Black Sabbath (photo from their Facebook page)
Though the original lineup would go on to release seven more albums in its initial run, the songs on Black Sabbath would endure throughout the groupâ€™s live performances. Recorded nearly a half-century after the band began (albeit without founding drummer Bill Ward), the 2017 live album The End features three songs from the bandâ€™s debut album.
As captured on the groupâ€™s first album, there was something special about the original lineup of Black Sabbath. After Osbourneâ€™s departure following the release of 1978â€™s Never Say Die!, no less than seven other vocalistsâ€”most notably, Ronnie James Dioâ€”would take their turns fronting the band. In fact, Butler would be replaced by a succession of four bassists, and seven drummers took their place upon the drum throne when Bill Ward wasnâ€™t involved.
Black Sabbathâ€™s founding foursome did reunite several times for an extended run (1997-2006) and a shorter reunion (2011-2012), both times adding keyboardists(!) to the lineup, though those activities would not yield new studio recordings beyond two tracks appended to the 1998 live album Reunion. But it will be the work of the groupâ€™s original lineup that endures; the template for that run of albums was firmly and indelibly established with Black Sabbath.
The impact that Black Sabbath would exert upon hard rock of the 1970s and beyond is incalculable. Though their music differs in some important ways, bands like Uriah Heep and Deep Purple found their heavy-rock pathway blazed for them by Black Sabbath. Later bands like Guns Nâ€™ Roses, Metallica, Melvins and the entire slowcore movement all owe a debt to Black Sabbathâ€™s style. And the bandâ€™s influence would extend far beyond hard rock into some unlikely places: Pat DiNizio, the late leader of New Jersey-based rock heroes the Smithereens, was always up-front about his appreciation for Sabbath; on the bandâ€™s 1986 LP Especially for You, the Smithereens paid a tribute of sorts via an original DiNizio composition lifting its title from Black Sabbath, â€śBehind the Wall of Sleep.â€ť

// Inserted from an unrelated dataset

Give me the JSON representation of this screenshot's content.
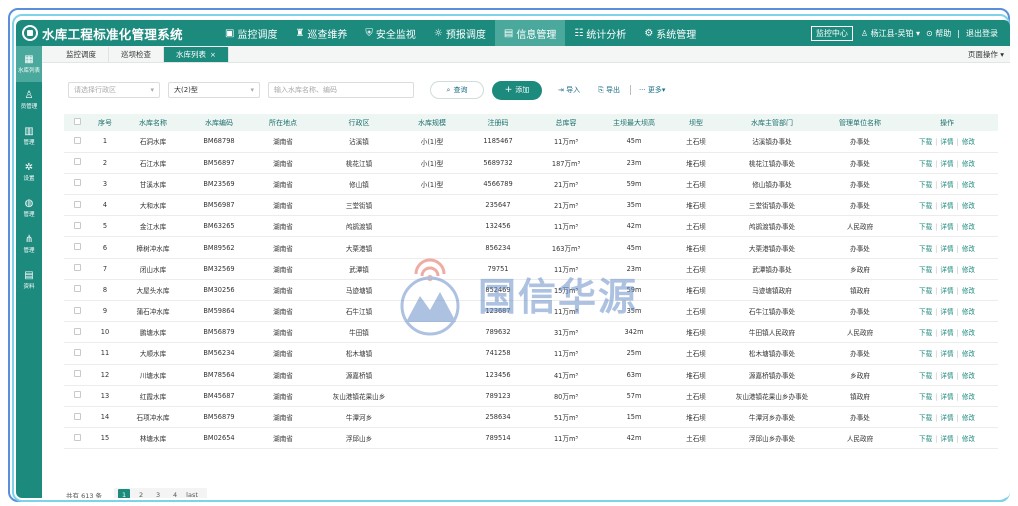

Like all of Black Sabbathâ€™s Ozzy-era albums to follow, the bandâ€™s debut sold very well in the U.S. Black Sabbath began a five-album streak of platinum or better sales. The 1979 edition of The Rolling Stone Record Guide awarded its lowest rating, one star, to all but one of the bandâ€™s 1970s-era albums, including Black Sabbath. But despite the guideâ€™s editors describing Sabbathâ€™s work as â€śeternally foiled byâ€¦stupidity and intractability,â€ť time would change the opinion of much of the rock-critic community. By the 1990sâ€”more than two decades after Black Sabbath was releasedâ€”the brilliance and historical importance of Black Sabbathâ€™s album began to earn its critical due.

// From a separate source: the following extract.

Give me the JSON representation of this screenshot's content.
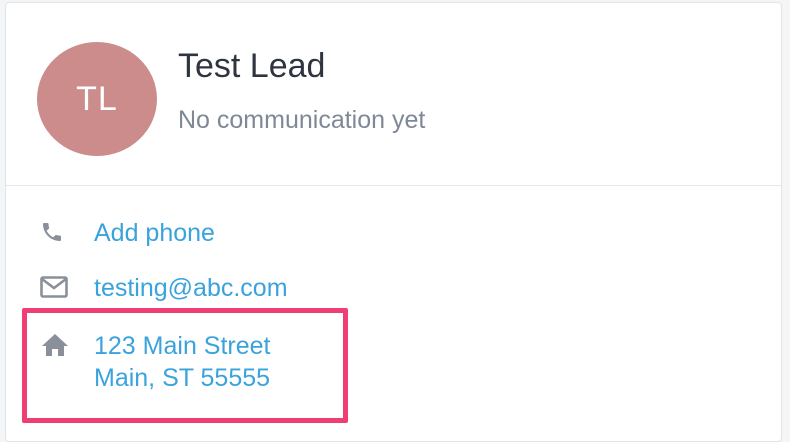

Black Sabbath regularly appears on best-of lists covering albums of the rock era. Later editions (slightly re-titled as The Rolling Stone Album Guide) took a different view, awarding the bandâ€™s debut two stars (in 1992) and the highest rating of five stars (in 2004). And in 2017, Rolling Stone went so far as to place Black Sabbath at the #5 spot in its â€ś100 Greatest Metal Albums of All Timeâ€ť ranking.